### Work request
Could you please retype the records exactly, minus their pictures?
(Beginning of Provided data)
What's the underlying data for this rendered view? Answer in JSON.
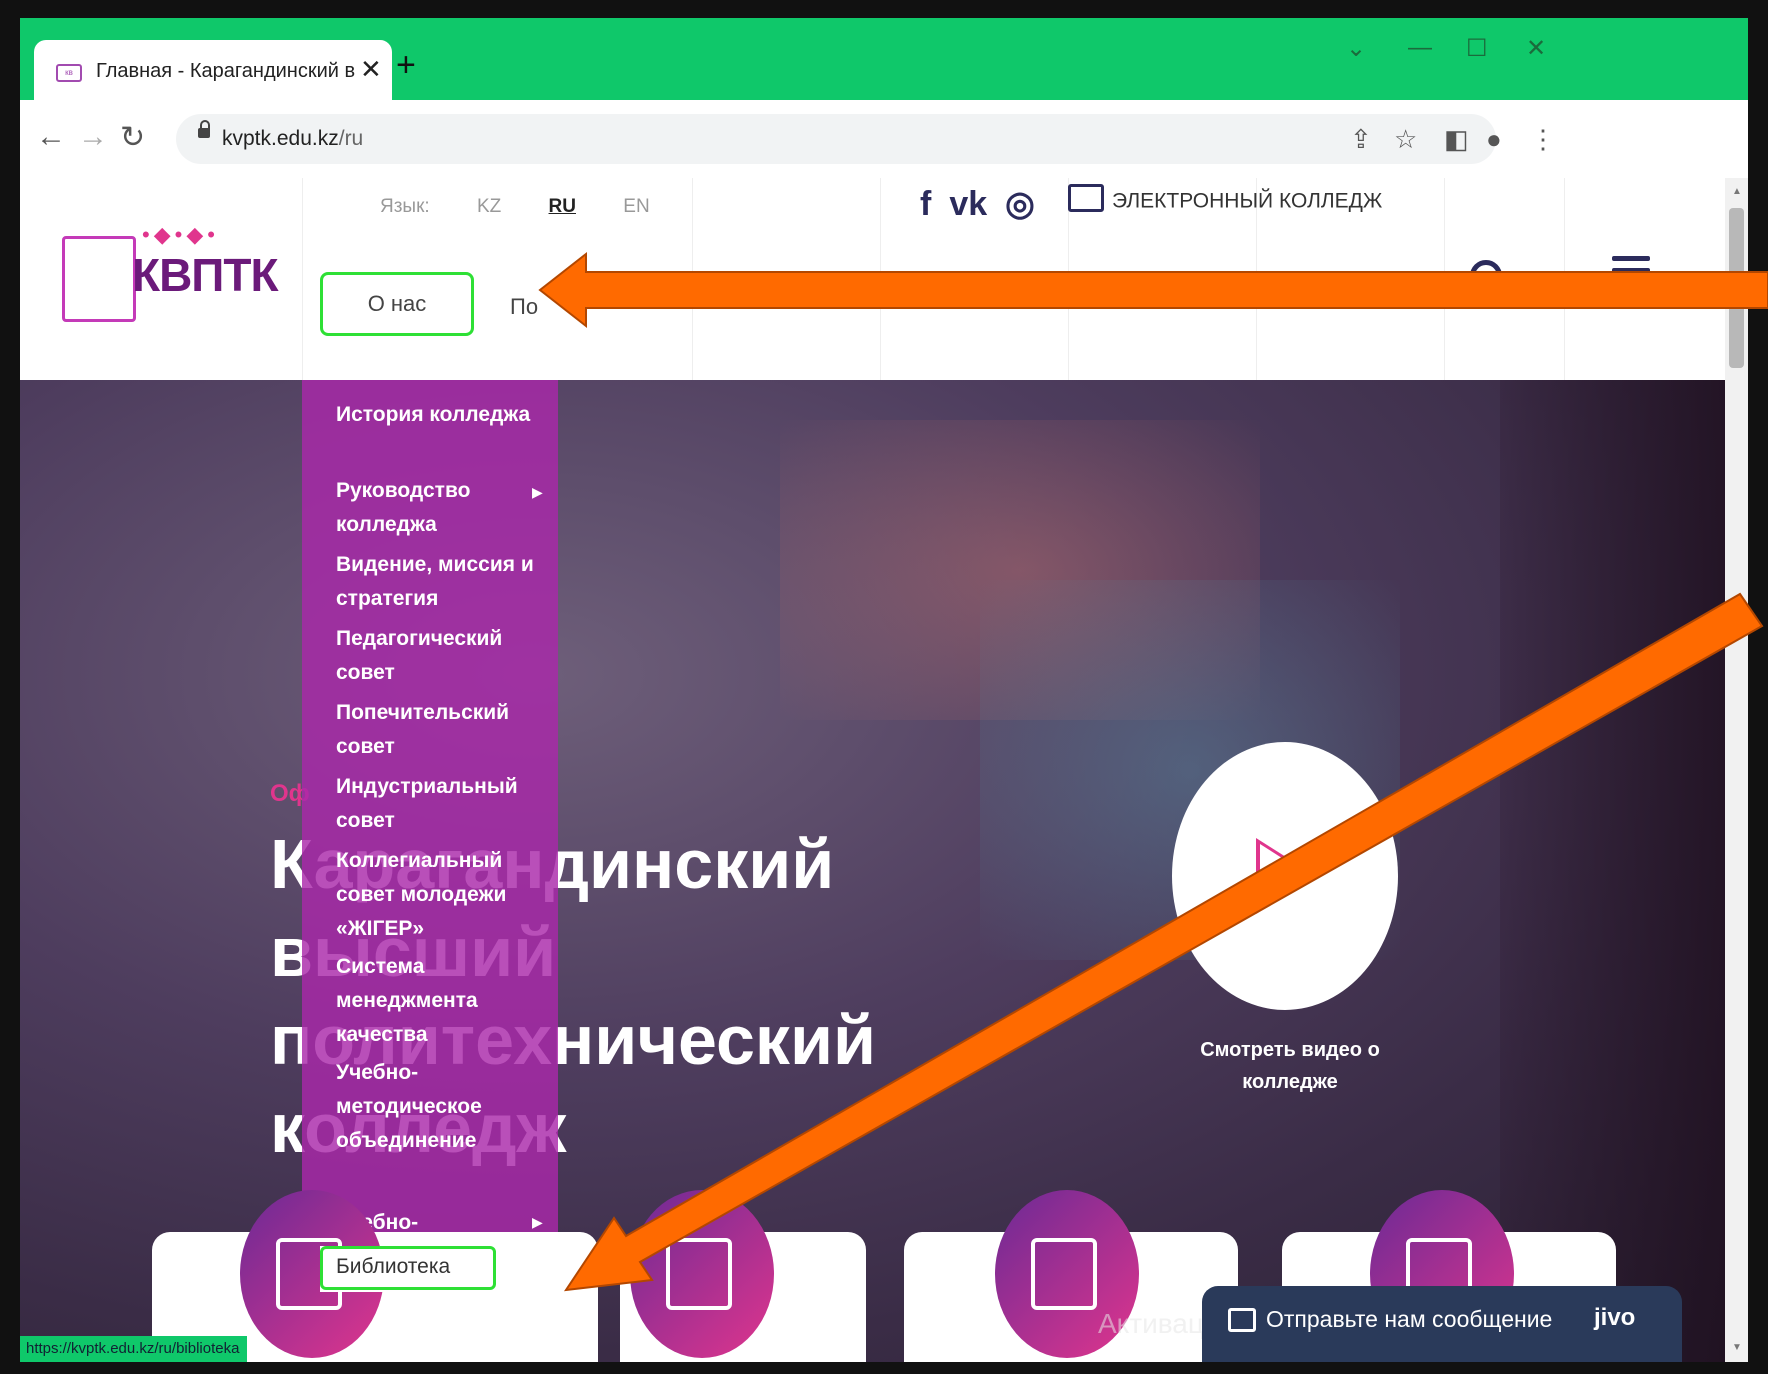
{
  "browser": {
    "tab_title": "Главная - Карагандинский высш",
    "tab_close": "✕",
    "new_tab": "+",
    "url_domain": "kvptk.edu.kz",
    "url_path": "/ru",
    "status_url": "https://kvptk.edu.kz/ru/biblioteka"
  },
  "site": {
    "logo_text": "КВПТК",
    "lang_label": "Язык:",
    "langs": [
      "KZ",
      "RU",
      "EN"
    ],
    "ecollege": "ЭЛЕКТРОННЫЙ КОЛЛЕДЖ",
    "nav_about": "О нас",
    "nav_next": "По",
    "hero_kicker": "Оф",
    "hero_title": "Карагандинский высший политехнический колледж",
    "watch_video": "Смотреть видео о колледже",
    "dropdown": [
      "История колледжа",
      "Руководство колледжа",
      "Видение, миссия и стратегия",
      "Педагогический совет",
      "Попечительский совет",
      "Индустриальный совет",
      "Коллегиальный совет молодежи «ЖІГЕР»",
      "Система менеджмента качества",
      "Учебно-методическое объединение",
      "Библиотека",
      "Учебно-материальная"
    ],
    "chat_text": "Отправьте нам сообщение",
    "chat_brand": "jivo",
    "watermark": "Активация Windows"
  },
  "colors": {
    "chrome_green": "#0fc86a",
    "brand_magenta": "#e0358d",
    "brand_purple": "#6b1a7a",
    "highlight_green": "#2ee035",
    "annotation_orange": "#ff6a00"
  }
}
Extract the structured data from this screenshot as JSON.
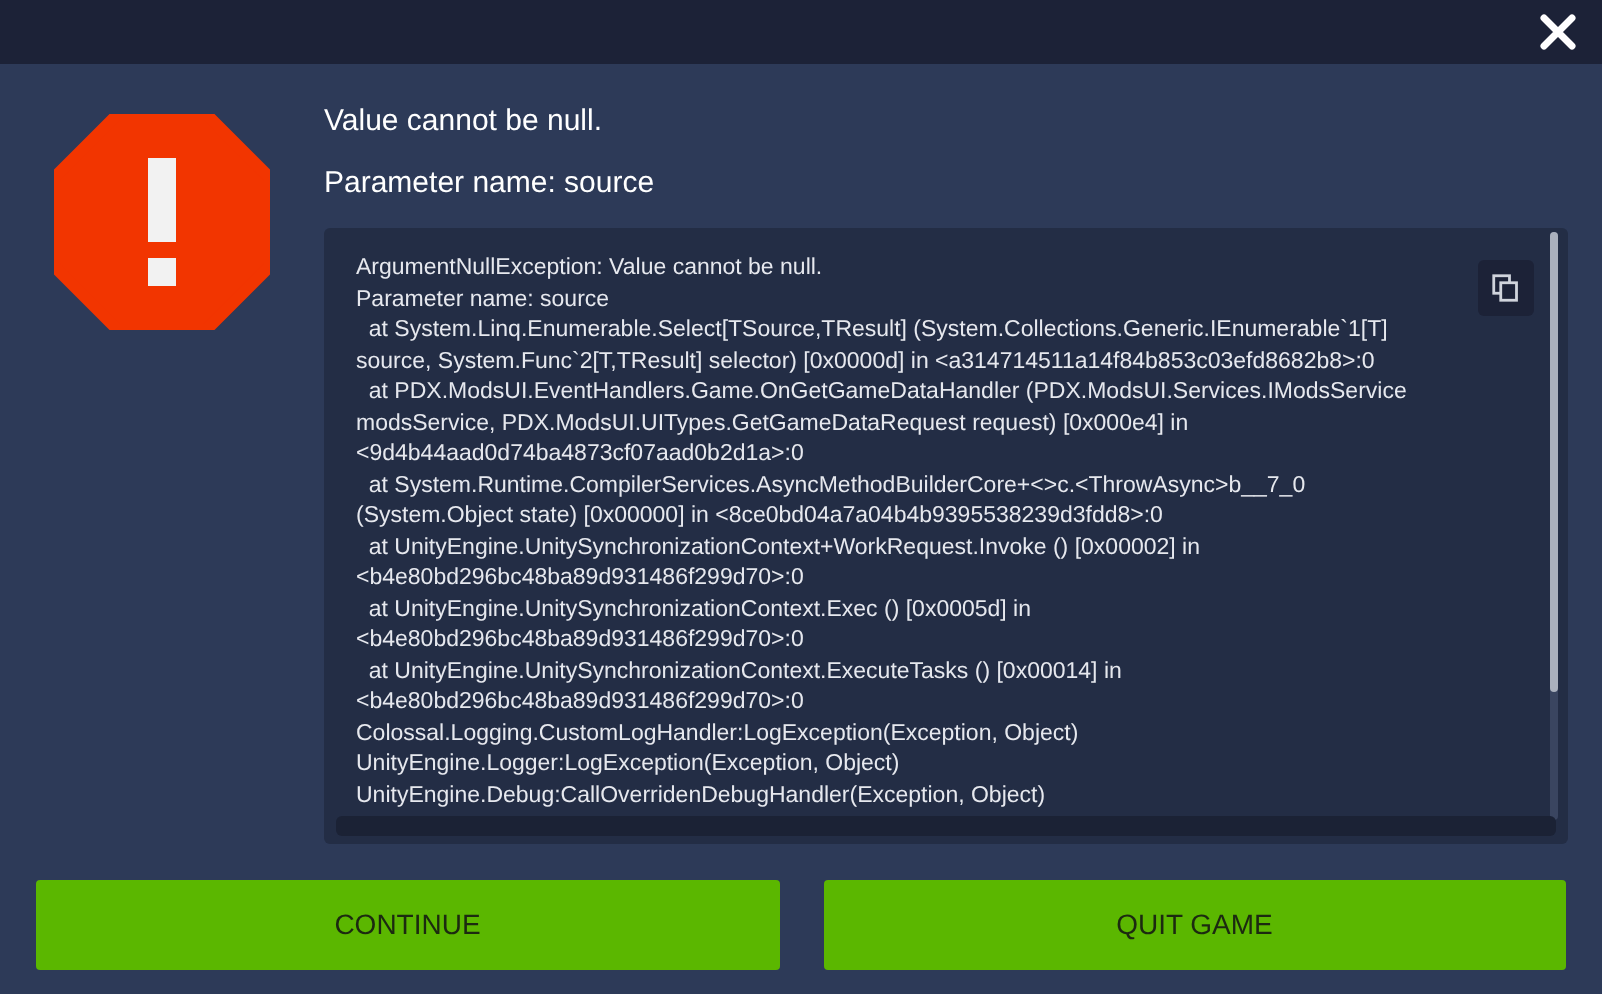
{
  "message": "Value cannot be null.",
  "parameter": "Parameter name: source",
  "log_lines": [
    "ArgumentNullException: Value cannot be null.",
    "Parameter name: source",
    "  at System.Linq.Enumerable.Select[TSource,TResult] (System.Collections.Generic.IEnumerable`1[T]",
    "source, System.Func`2[T,TResult] selector) [0x0000d] in <a314714511a14f84b853c03efd8682b8>:0",
    "  at PDX.ModsUI.EventHandlers.Game.OnGetGameDataHandler (PDX.ModsUI.Services.IModsService",
    "modsService, PDX.ModsUI.UITypes.GetGameDataRequest request) [0x000e4] in",
    "<9d4b44aad0d74ba4873cf07aad0b2d1a>:0",
    "  at System.Runtime.CompilerServices.AsyncMethodBuilderCore+<>c.<ThrowAsync>b__7_0",
    "(System.Object state) [0x00000] in <8ce0bd04a7a04b4b9395538239d3fdd8>:0",
    "  at UnityEngine.UnitySynchronizationContext+WorkRequest.Invoke () [0x00002] in",
    "<b4e80bd296bc48ba89d931486f299d70>:0",
    "  at UnityEngine.UnitySynchronizationContext.Exec () [0x0005d] in",
    "<b4e80bd296bc48ba89d931486f299d70>:0",
    "  at UnityEngine.UnitySynchronizationContext.ExecuteTasks () [0x00014] in",
    "<b4e80bd296bc48ba89d931486f299d70>:0",
    "Colossal.Logging.CustomLogHandler:LogException(Exception, Object)",
    "UnityEngine.Logger:LogException(Exception, Object)",
    "UnityEngine.Debug:CallOverridenDebugHandler(Exception, Object)"
  ],
  "buttons": [
    "CONTINUE",
    "QUIT GAME"
  ]
}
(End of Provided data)
### Result for this exercise
What's the underlying data for this rendered view? Answer in JSON.
{
  "browser": {
    "tab_title": "Главная - Карагандинский высш",
    "tab_close": "✕",
    "new_tab": "+",
    "url_domain": "kvptk.edu.kz",
    "url_path": "/ru",
    "status_url": "https://kvptk.edu.kz/ru/biblioteka"
  },
  "site": {
    "logo_text": "КВПТК",
    "lang_label": "Язык:",
    "langs": [
      "KZ",
      "RU",
      "EN"
    ],
    "ecollege": "ЭЛЕКТРОННЫЙ КОЛЛЕДЖ",
    "nav_about": "О нас",
    "nav_next": "По",
    "hero_kicker": "Оф",
    "hero_title": "Карагандинский высший политехнический колледж",
    "watch_video": "Смотреть видео о колледже",
    "dropdown": [
      "История колледжа",
      "Руководство колледжа",
      "Видение, миссия и стратегия",
      "Педагогический совет",
      "Попечительский совет",
      "Индустриальный совет",
      "Коллегиальный совет молодежи «ЖІГЕР»",
      "Система менеджмента качества",
      "Учебно-методическое объединение",
      "Библиотека",
      "Учебно-материальная"
    ],
    "chat_text": "Отправьте нам сообщение",
    "chat_brand": "jivo",
    "watermark": "Активация Windows"
  },
  "colors": {
    "chrome_green": "#0fc86a",
    "brand_magenta": "#e0358d",
    "brand_purple": "#6b1a7a",
    "highlight_green": "#2ee035",
    "annotation_orange": "#ff6a00"
  }
}
Extract the structured data from this screenshot as JSON.
{
  "message": "Value cannot be null.",
  "parameter": "Parameter name: source",
  "log_lines": [
    "ArgumentNullException: Value cannot be null.",
    "Parameter name: source",
    "  at System.Linq.Enumerable.Select[TSource,TResult] (System.Collections.Generic.IEnumerable`1[T]",
    "source, System.Func`2[T,TResult] selector) [0x0000d] in <a314714511a14f84b853c03efd8682b8>:0",
    "  at PDX.ModsUI.EventHandlers.Game.OnGetGameDataHandler (PDX.ModsUI.Services.IModsService",
    "modsService, PDX.ModsUI.UITypes.GetGameDataRequest request) [0x000e4] in",
    "<9d4b44aad0d74ba4873cf07aad0b2d1a>:0",
    "  at System.Runtime.CompilerServices.AsyncMethodBuilderCore+<>c.<ThrowAsync>b__7_0",
    "(System.Object state) [0x00000] in <8ce0bd04a7a04b4b9395538239d3fdd8>:0",
    "  at UnityEngine.UnitySynchronizationContext+WorkRequest.Invoke () [0x00002] in",
    "<b4e80bd296bc48ba89d931486f299d70>:0",
    "  at UnityEngine.UnitySynchronizationContext.Exec () [0x0005d] in",
    "<b4e80bd296bc48ba89d931486f299d70>:0",
    "  at UnityEngine.UnitySynchronizationContext.ExecuteTasks () [0x00014] in",
    "<b4e80bd296bc48ba89d931486f299d70>:0",
    "Colossal.Logging.CustomLogHandler:LogException(Exception, Object)",
    "UnityEngine.Logger:LogException(Exception, Object)",
    "UnityEngine.Debug:CallOverridenDebugHandler(Exception, Object)"
  ],
  "buttons": [
    "CONTINUE",
    "QUIT GAME"
  ]
}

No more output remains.